The Royal Norwegian Embassy in Manila, in cooperation with UNICEF, supported “Back to School” programme to provide essential supplies for learning to schoolchildren in Marawi affected by the Marawi conflict.
Marawi conflict also known as the Marawi siege was a five-month-long armed conflict between Philippines government and militants associated with the Islamic State of Iraq and the Levant. The conflict started on 23 May 2017 and ended five months later. It was considered as the Philippines’ longest urban battle in the modern history.
More than a thousand dead, 359,000 displaced and over 179,000 schoolchildren were affected because of the closure of schools during the crisis. Two years later, the schools were reopened but more than 100,000 children have not yet returned causing those children to lose their opportunities to study.
“These children need to go back to schools immediately,” said Bjørn Jahnsen, the Norwegian Ambassador to the Philippines.
“Norway supports UNICEF’s ‘Back to School’ programme to help children, and their families hurdle barriers so children can go back to school,” he added.
Norway and UNICEF also teamed up to assist in conducting a learner tracking system that can monitor schoolchildren’s locations so that the authorities involving in this programme can understand barriers and reasons that kept these children from going back to school.

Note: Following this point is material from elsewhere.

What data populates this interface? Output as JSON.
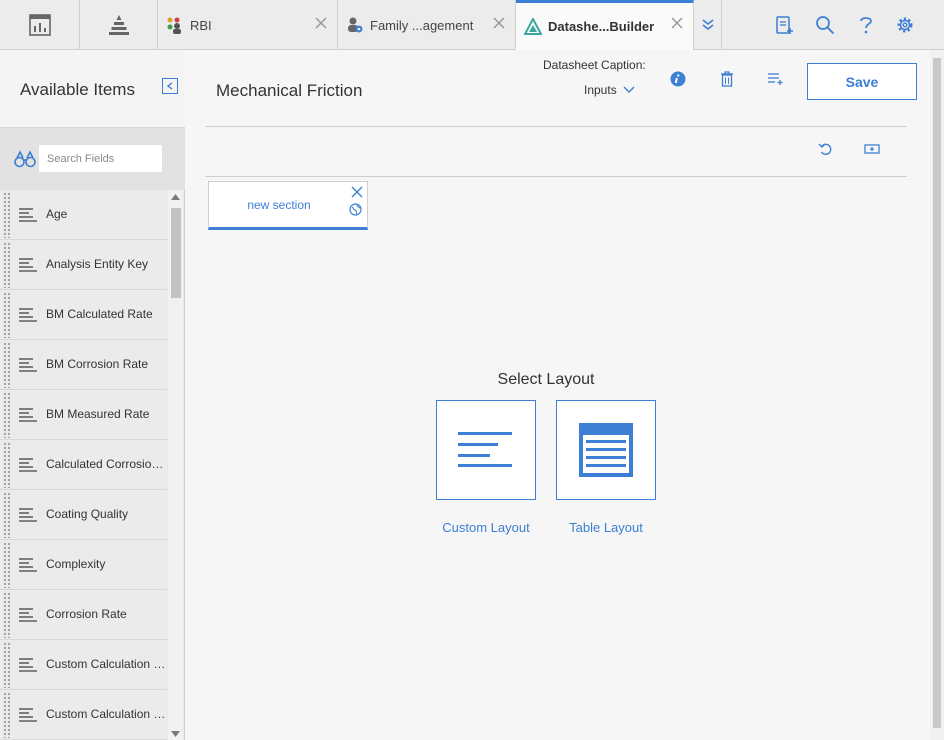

Based on the Sustainable Development Goals (SDGs) framework, Norway’s development policy aimed to promote sustainable development, peace and justice particularly children’s rights to education by providing schooling for children and young people who have been forced to flee their homes or who live in areas of conflict.